- Socialization. Although NYC is not a very large dog friendly kind of place, there are ways of providing a great life for your lovebug if you’ve got the funds to do it. All of my family pets have had the opportunities to live in places in the foothills, free to roam on our land, and plenty of open space to play with and explore. Our Rhodesian Ridgeback had a best friend who lived in the same neighborhood! The two of them would play and romp together for hours on end. They were inseparable! Two big doggos wrestled and played all day and came in pooped in the evening several days per week, at least. My mother worked long hours daily, so she would drop our dog off at his friends’ house or vice versa so that he would get exercise and be social. He was such a happy dog because the owners made it a great time for the two puppers! Now, what NYC’ers can do is this: investigate doggy daycare ideas. There are so many of them in the city and they are in very high demand. I recommend finding one that will take the dogs to the park sometimes, and that will supervise them responsibly throughout the whole time. This playtime and interaction can help to mitigate the difficulty of living in the city with a dog, as they will feel loved while you are out making a living and cuddling at home with them in the evening! Another service you can look into is dog walking. Wag and Rover are two of the most popular dog walking services, they’re great, and signing up is very easy. You can even search for dog walkers on the site for Rover and choose one based on their price and profile! I highly recommend this option as well. Just be sure that you meet your dog walker first to make sure that this is the right person for you and your dog! Plus…depending on the walker your dog may get more exercise and love than with another walker, so meet and greets are very important. Although, given a choice between the two, I’d look into doggy daycare at least several days per week first.
- Make sure you look into the different breeds before deciding. Some dogs’ typical habits make apartment life more difficult or less than other breeds. Their energy levels can vary as well. Some bark more than others, too. Our Rhodesian hardly ever barked!
- On a more personal note, I want to see every doggy and kitty get adopted out there, so the first place that I, personally, would go would be the shelters. No matter the breed, you might just find your best friend there. Many shelter dogs are the biggest lovers I’ve ever walked/met and I’ve walked a good amount of dogs. With the right training and care they can become the best behaved loveys. Yes, I also call them all my loveys. 🙂 It’s almost like they know they’ve been rescued…or is it them that are rescuing us?

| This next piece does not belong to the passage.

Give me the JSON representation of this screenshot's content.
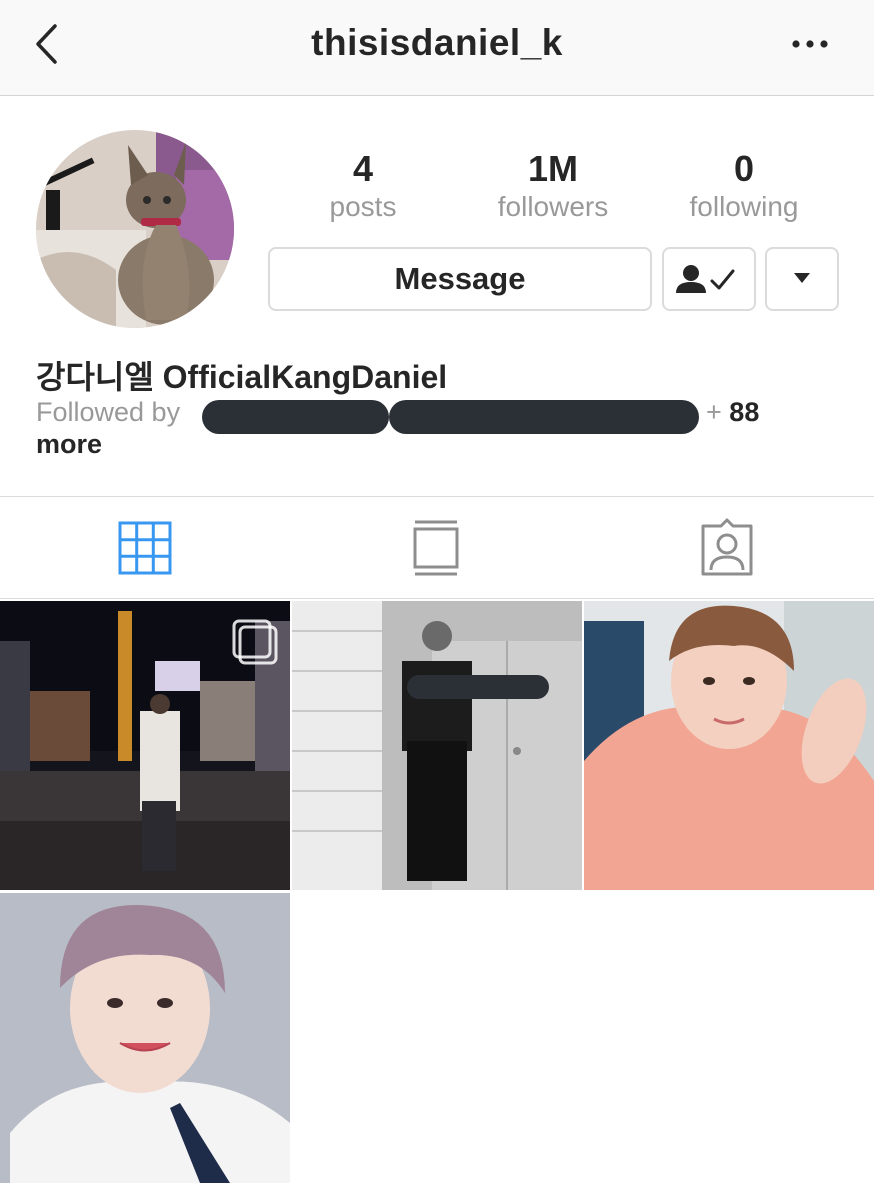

As always, please be careful when selecting your pet. There are always possible dangers, so please be careful with pets and kids, etc. Also…have fun!